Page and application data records

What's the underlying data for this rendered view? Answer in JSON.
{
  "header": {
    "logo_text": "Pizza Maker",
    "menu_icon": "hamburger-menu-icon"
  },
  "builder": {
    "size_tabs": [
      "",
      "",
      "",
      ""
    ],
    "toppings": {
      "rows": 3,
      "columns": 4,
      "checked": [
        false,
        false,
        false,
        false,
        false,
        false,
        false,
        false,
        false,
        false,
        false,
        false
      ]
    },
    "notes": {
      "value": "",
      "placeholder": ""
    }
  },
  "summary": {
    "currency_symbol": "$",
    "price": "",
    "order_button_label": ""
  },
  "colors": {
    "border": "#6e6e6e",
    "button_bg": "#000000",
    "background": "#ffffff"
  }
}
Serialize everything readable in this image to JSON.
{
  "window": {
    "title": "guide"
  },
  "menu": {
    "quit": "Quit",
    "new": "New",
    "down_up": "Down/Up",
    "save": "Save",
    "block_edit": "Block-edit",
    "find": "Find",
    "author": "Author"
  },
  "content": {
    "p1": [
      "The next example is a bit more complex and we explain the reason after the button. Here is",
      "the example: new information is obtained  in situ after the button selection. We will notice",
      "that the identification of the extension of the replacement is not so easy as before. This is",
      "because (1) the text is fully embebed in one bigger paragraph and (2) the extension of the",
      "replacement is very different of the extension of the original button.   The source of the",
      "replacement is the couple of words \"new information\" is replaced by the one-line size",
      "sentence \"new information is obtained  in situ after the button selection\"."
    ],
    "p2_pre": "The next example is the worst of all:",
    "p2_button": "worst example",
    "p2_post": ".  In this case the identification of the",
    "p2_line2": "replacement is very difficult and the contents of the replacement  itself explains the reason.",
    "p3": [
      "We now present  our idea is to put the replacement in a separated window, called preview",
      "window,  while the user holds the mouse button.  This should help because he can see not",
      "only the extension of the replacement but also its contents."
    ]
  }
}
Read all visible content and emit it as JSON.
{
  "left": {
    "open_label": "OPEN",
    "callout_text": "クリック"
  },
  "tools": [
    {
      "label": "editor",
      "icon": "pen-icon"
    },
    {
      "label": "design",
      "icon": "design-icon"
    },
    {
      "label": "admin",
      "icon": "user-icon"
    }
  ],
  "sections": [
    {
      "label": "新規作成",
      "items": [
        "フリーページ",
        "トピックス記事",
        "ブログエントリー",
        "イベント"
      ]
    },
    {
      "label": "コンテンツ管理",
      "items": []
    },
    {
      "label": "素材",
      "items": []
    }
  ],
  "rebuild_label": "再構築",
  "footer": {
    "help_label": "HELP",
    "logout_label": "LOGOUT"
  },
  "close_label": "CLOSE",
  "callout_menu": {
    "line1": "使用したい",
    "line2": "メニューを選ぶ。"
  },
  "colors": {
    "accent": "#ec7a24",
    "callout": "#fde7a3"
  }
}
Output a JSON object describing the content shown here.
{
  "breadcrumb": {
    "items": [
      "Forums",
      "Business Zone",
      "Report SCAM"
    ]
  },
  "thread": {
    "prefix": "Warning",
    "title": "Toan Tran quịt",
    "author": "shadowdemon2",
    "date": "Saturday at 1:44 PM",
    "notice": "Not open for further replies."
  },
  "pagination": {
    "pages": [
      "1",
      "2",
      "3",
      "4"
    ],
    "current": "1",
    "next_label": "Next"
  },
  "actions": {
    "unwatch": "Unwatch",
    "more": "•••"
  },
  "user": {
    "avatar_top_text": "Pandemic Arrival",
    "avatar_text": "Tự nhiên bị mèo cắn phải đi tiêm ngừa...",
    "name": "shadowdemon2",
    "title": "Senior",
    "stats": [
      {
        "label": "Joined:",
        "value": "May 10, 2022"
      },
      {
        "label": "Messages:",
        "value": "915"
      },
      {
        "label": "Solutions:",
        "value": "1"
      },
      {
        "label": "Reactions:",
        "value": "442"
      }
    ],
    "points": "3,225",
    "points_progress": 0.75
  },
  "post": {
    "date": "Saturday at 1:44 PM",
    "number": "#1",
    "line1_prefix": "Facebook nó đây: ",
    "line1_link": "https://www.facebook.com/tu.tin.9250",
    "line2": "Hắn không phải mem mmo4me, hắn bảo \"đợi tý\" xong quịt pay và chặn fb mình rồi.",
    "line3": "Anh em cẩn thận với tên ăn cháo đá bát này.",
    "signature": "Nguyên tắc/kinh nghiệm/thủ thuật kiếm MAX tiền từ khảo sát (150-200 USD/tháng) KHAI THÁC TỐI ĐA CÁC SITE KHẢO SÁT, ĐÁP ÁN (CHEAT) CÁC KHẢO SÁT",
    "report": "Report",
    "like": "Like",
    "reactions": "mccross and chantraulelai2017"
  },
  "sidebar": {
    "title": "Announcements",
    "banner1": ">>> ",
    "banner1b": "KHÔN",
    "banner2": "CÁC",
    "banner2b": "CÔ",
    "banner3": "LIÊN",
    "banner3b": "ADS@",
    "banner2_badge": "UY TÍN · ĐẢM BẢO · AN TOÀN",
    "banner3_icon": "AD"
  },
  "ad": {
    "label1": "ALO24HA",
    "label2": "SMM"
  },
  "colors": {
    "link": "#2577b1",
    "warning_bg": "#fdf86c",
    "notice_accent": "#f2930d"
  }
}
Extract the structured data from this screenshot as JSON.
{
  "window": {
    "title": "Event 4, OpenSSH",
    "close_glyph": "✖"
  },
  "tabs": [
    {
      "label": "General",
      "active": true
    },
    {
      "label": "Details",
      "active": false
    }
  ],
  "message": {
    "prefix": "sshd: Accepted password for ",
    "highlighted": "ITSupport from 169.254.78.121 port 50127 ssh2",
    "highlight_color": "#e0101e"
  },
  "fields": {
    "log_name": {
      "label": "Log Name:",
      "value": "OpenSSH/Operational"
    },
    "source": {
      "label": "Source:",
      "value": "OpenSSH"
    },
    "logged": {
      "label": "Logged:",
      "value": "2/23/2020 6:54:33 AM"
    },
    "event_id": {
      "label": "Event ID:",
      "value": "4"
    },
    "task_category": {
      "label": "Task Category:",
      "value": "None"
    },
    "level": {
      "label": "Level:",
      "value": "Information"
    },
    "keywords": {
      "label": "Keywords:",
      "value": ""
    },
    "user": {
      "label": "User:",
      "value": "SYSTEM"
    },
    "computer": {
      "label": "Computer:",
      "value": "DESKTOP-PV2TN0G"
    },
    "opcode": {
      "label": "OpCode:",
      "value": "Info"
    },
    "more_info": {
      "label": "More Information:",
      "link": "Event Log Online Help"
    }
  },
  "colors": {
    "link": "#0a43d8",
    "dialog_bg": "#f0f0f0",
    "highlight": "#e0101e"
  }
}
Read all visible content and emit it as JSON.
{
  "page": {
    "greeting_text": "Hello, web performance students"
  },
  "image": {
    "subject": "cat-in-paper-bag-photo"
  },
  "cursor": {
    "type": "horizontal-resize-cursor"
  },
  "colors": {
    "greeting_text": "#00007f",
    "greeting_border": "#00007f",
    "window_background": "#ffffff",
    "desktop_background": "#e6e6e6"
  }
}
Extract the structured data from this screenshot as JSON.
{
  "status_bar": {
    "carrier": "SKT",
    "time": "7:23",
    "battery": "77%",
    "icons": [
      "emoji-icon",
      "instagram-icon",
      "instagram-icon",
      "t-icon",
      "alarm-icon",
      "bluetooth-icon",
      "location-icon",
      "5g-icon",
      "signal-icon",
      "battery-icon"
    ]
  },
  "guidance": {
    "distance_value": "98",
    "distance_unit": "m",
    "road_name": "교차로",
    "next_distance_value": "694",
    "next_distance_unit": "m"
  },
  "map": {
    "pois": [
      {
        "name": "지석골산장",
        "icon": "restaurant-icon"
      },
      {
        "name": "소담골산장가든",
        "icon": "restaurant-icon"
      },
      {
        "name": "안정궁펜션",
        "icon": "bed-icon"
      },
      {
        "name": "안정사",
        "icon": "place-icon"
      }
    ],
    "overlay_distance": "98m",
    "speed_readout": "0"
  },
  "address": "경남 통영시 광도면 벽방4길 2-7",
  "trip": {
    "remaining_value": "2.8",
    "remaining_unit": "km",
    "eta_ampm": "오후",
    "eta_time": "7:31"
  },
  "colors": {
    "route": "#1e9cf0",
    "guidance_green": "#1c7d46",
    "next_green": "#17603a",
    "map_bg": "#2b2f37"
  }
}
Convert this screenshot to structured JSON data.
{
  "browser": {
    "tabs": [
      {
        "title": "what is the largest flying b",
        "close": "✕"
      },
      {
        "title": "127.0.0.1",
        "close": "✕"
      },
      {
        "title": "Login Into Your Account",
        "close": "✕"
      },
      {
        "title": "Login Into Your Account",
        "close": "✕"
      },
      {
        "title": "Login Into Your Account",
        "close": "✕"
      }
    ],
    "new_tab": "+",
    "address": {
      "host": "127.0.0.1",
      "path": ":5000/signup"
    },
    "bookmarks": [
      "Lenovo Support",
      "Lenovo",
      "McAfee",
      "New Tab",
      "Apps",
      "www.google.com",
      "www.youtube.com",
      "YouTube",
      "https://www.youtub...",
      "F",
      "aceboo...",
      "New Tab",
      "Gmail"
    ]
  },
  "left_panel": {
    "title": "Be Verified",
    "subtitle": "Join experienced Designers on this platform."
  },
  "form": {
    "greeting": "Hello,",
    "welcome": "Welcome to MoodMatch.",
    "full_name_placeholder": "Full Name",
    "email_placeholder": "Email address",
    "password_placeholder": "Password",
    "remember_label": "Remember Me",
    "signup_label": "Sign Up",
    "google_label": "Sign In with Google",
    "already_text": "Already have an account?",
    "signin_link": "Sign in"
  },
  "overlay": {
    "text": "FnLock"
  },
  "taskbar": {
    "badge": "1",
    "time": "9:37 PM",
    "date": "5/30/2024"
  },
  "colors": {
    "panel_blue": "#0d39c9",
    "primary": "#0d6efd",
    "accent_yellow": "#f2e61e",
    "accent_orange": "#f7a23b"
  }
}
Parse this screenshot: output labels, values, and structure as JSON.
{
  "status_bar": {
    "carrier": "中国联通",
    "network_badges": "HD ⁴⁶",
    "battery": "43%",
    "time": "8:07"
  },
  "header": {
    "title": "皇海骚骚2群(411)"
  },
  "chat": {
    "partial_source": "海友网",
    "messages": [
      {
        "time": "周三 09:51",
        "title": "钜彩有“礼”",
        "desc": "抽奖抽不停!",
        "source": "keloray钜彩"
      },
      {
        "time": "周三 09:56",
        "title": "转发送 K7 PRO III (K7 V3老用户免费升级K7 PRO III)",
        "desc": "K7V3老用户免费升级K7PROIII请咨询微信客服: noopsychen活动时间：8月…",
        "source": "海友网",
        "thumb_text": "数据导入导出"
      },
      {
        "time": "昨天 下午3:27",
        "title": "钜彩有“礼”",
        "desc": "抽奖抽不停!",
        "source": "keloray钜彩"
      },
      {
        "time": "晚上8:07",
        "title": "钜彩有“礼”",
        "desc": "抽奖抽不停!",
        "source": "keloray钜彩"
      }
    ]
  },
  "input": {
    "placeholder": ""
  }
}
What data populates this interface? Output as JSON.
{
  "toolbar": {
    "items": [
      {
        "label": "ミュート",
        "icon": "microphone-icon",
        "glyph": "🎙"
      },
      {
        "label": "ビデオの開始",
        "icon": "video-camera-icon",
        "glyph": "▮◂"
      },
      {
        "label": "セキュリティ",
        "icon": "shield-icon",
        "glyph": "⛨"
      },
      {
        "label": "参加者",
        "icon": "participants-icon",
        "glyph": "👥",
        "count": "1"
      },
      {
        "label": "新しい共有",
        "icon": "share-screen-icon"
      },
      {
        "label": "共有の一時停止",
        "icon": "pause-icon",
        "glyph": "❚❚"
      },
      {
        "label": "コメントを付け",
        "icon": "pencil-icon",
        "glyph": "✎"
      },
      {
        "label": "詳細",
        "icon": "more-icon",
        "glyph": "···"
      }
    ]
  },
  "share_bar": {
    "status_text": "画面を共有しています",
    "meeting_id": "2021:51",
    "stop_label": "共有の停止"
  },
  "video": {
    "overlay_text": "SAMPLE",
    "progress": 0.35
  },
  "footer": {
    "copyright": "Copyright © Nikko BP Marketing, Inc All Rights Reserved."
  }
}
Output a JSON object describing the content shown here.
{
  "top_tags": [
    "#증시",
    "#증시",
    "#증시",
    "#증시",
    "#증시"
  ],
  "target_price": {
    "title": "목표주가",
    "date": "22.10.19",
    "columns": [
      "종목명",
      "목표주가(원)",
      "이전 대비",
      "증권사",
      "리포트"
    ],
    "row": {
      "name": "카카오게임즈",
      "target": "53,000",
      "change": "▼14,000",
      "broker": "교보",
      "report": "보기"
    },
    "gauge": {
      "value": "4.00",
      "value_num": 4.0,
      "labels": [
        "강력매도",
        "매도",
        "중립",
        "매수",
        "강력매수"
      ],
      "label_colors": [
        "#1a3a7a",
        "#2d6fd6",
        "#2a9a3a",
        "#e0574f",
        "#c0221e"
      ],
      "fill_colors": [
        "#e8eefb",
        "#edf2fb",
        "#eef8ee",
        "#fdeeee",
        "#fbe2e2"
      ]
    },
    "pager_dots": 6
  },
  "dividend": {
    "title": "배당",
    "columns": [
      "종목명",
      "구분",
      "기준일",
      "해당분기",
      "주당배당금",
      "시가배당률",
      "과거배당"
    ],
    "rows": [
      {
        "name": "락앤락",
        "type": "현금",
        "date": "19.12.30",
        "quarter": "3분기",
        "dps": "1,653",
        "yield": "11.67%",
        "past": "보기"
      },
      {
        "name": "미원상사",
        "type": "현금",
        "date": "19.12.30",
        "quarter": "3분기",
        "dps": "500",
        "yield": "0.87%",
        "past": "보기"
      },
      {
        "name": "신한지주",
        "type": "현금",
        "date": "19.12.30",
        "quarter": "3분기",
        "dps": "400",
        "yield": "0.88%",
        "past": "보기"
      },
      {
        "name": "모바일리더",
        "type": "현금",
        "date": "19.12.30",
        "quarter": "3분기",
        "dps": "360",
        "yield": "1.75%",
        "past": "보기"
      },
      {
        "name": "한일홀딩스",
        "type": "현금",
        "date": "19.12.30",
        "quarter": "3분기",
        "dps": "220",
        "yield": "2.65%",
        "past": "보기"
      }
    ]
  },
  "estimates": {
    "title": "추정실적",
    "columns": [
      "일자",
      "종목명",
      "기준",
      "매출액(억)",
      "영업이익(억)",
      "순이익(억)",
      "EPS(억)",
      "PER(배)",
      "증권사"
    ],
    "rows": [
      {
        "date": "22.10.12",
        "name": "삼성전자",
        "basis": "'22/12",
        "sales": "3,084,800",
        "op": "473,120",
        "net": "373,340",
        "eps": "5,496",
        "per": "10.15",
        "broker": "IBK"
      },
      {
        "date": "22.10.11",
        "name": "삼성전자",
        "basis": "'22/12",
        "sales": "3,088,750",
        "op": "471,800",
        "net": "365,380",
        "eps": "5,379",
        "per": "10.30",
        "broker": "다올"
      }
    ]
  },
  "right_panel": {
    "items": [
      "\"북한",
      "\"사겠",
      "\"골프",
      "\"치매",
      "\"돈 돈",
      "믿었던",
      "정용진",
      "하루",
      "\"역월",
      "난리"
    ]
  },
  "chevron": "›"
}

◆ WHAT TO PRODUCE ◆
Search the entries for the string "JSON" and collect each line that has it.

◆ ANSWER SPACE ◆
What's the underlying data for this rendered view? Answer in JSON.
Serialize everything readable in this image to JSON.
Read all visible content and emit it as JSON.
Output a JSON object describing the content shown here.
Extract the structured data from this screenshot as JSON.
Read all visible content and emit it as JSON.
Extract the structured data from this screenshot as JSON.
Convert this screenshot to structured JSON data.
Parse this screenshot: output labels, values, and structure as JSON.
What data populates this interface? Output as JSON.
Output a JSON object describing the content shown here.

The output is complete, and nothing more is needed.